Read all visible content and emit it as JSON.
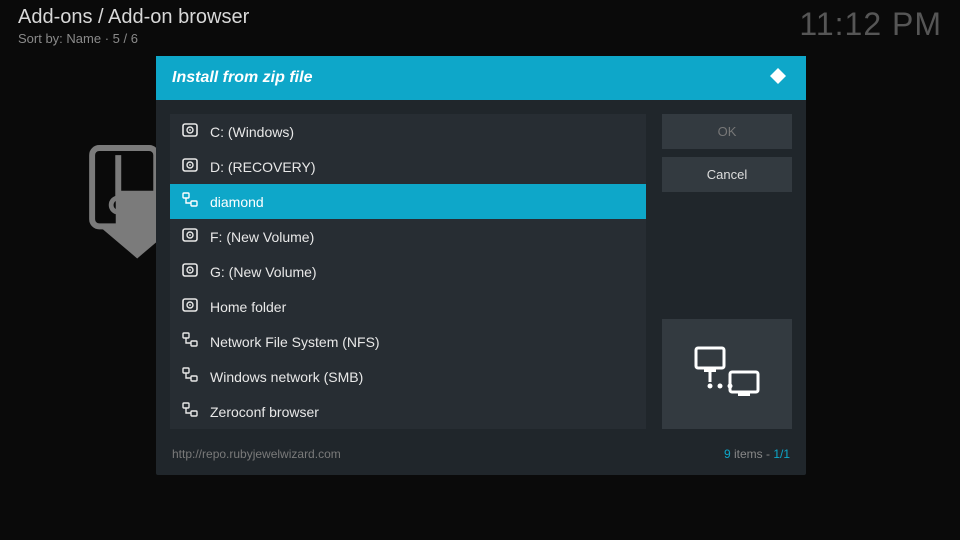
{
  "header": {
    "breadcrumb": "Add-ons / Add-on browser",
    "sortline": "Sort by: Name  ·  5 / 6",
    "clock": "11:12 PM"
  },
  "dialog": {
    "title": "Install from zip file",
    "ok_label": "OK",
    "cancel_label": "Cancel",
    "footer_url": "http://repo.rubyjewelwizard.com",
    "footer_count": "9",
    "footer_items_word": " items - ",
    "footer_page": "1/1"
  },
  "items": [
    {
      "label": "C: (Windows)",
      "icon": "hdd",
      "selected": false
    },
    {
      "label": "D: (RECOVERY)",
      "icon": "hdd",
      "selected": false
    },
    {
      "label": "diamond",
      "icon": "net",
      "selected": true
    },
    {
      "label": "F: (New Volume)",
      "icon": "hdd",
      "selected": false
    },
    {
      "label": "G: (New Volume)",
      "icon": "hdd",
      "selected": false
    },
    {
      "label": "Home folder",
      "icon": "hdd",
      "selected": false
    },
    {
      "label": "Network File System (NFS)",
      "icon": "net",
      "selected": false
    },
    {
      "label": "Windows network (SMB)",
      "icon": "net",
      "selected": false
    },
    {
      "label": "Zeroconf browser",
      "icon": "net",
      "selected": false
    }
  ]
}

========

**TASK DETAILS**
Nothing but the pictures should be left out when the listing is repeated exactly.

**RESULT BELOW**
Read all visible content and emit it as JSON.
{
  "header": {
    "breadcrumb": "Add-ons / Add-on browser",
    "sortline": "Sort by: Name  ·  5 / 6",
    "clock": "11:12 PM"
  },
  "dialog": {
    "title": "Install from zip file",
    "ok_label": "OK",
    "cancel_label": "Cancel",
    "footer_url": "http://repo.rubyjewelwizard.com",
    "footer_count": "9",
    "footer_items_word": " items - ",
    "footer_page": "1/1"
  },
  "items": [
    {
      "label": "C: (Windows)",
      "icon": "hdd",
      "selected": false
    },
    {
      "label": "D: (RECOVERY)",
      "icon": "hdd",
      "selected": false
    },
    {
      "label": "diamond",
      "icon": "net",
      "selected": true
    },
    {
      "label": "F: (New Volume)",
      "icon": "hdd",
      "selected": false
    },
    {
      "label": "G: (New Volume)",
      "icon": "hdd",
      "selected": false
    },
    {
      "label": "Home folder",
      "icon": "hdd",
      "selected": false
    },
    {
      "label": "Network File System (NFS)",
      "icon": "net",
      "selected": false
    },
    {
      "label": "Windows network (SMB)",
      "icon": "net",
      "selected": false
    },
    {
      "label": "Zeroconf browser",
      "icon": "net",
      "selected": false
    }
  ]
}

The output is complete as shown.